By Bob Haring

Although water is a vital ingredient in concrete, it's also the biggest enemy of this popular construction material. Water mixes with cement to make the glue that binds sand and gravel into rock-hard concrete. However, when water seeps around or under concrete, you end up with cracking and buckling. This failure results from a variety of factors, including improper mix, wrong curing process, poor installation, improper subgrade and lack of expansion joints/reinforcement.

Not Too Wet, Not Too Dry

Pouring concrete is tricky. It must not be too wet or too dry when you pour it. If it's too wet, concrete will shrink as it dries, which literally pulls it apart. Those cracks allow water to enter the substance, eventually causing the surface to heave or buckle. Although cement does not take much water, too little will also cause it to dry too quickly, which also leads to cracking and buckling.

Curing Time

It can take days or weeks for concrete to fully solidify or "cure." It must be kept damp, but not wet, during this process. Otherwise, shrinkage will cause cracks that lead to buckling. Curing begins with pouring -- the temperature must be right (40 degrees Fahrenheit and rising is one old engineer's motto) and not too hot or wet. Never pour concrete in the rain or on frozen ground. Cure concrete for seven days by dampening it and covering it with a tarp or plastic sheeting. It will continue to cure for at least a month.

A Firm Foundation

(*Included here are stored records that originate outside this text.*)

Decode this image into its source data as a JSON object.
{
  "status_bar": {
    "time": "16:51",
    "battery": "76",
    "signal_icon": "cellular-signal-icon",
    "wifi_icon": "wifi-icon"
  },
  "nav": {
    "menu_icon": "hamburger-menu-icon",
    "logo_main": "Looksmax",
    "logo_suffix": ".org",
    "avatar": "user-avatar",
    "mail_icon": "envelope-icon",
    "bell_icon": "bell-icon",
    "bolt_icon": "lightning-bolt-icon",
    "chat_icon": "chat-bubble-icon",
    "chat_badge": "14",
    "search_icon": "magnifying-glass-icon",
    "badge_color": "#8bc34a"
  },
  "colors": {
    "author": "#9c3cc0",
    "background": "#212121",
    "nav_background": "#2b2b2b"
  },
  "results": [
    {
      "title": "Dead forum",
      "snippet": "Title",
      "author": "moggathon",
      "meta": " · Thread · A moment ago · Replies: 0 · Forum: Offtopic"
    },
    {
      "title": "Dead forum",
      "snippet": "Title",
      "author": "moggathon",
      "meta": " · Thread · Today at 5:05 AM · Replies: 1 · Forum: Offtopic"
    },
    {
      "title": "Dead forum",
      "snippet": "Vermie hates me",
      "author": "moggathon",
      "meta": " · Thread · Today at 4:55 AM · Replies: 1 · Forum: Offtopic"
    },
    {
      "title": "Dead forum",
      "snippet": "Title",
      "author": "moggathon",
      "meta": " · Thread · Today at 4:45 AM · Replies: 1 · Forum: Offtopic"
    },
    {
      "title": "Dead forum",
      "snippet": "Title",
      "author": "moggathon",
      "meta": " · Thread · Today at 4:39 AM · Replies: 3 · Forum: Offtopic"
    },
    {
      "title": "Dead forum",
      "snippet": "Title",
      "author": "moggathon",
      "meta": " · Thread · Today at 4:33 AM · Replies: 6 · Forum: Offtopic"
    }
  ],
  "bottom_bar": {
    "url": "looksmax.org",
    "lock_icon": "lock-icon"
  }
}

A solid base or subgrade of compacted gravel is essential for concrete, because it allows water below the surface to drain or seep away into the ground. Without a proper base, underground water can pool or accumulate and then freeze, forcing the concrete up -- a major cause of heaving and buckling. Once a space is opened for water, the problem will escalate. More water will get in, making the opening bigger. Eventually, this situation will force the concrete up or erode the base, producing buckles.

Joint and Reinforce

Expansion joints and reinforcements are vital to concrete. Concrete expands and contracts with temperature changes. Unless space is provided for this process, expansion/contraction will cause the concrete to break, which makes openings for water, which accelerates the process and produces surface breaks or buckles. Expansion or control joints let concrete crack where you want it to -- like seams in a sidewalk. Place joints at intervals 2 1/2 times the thickness of the slab. Add steel reinforcing bar or steel wire mesh for added strength. Keep in mind that concrete is strong under compression but weak under tension.


About the Author


Bob Haring has been a news writer and editor for more than 50 years, mostly with the Associated Press and then as executive editor of the Tulsa, Okla. "World." Since retiring he has written freelance stories and a weekly computer security column. Haring holds a Bachelor of Journalism from the University of Missouri.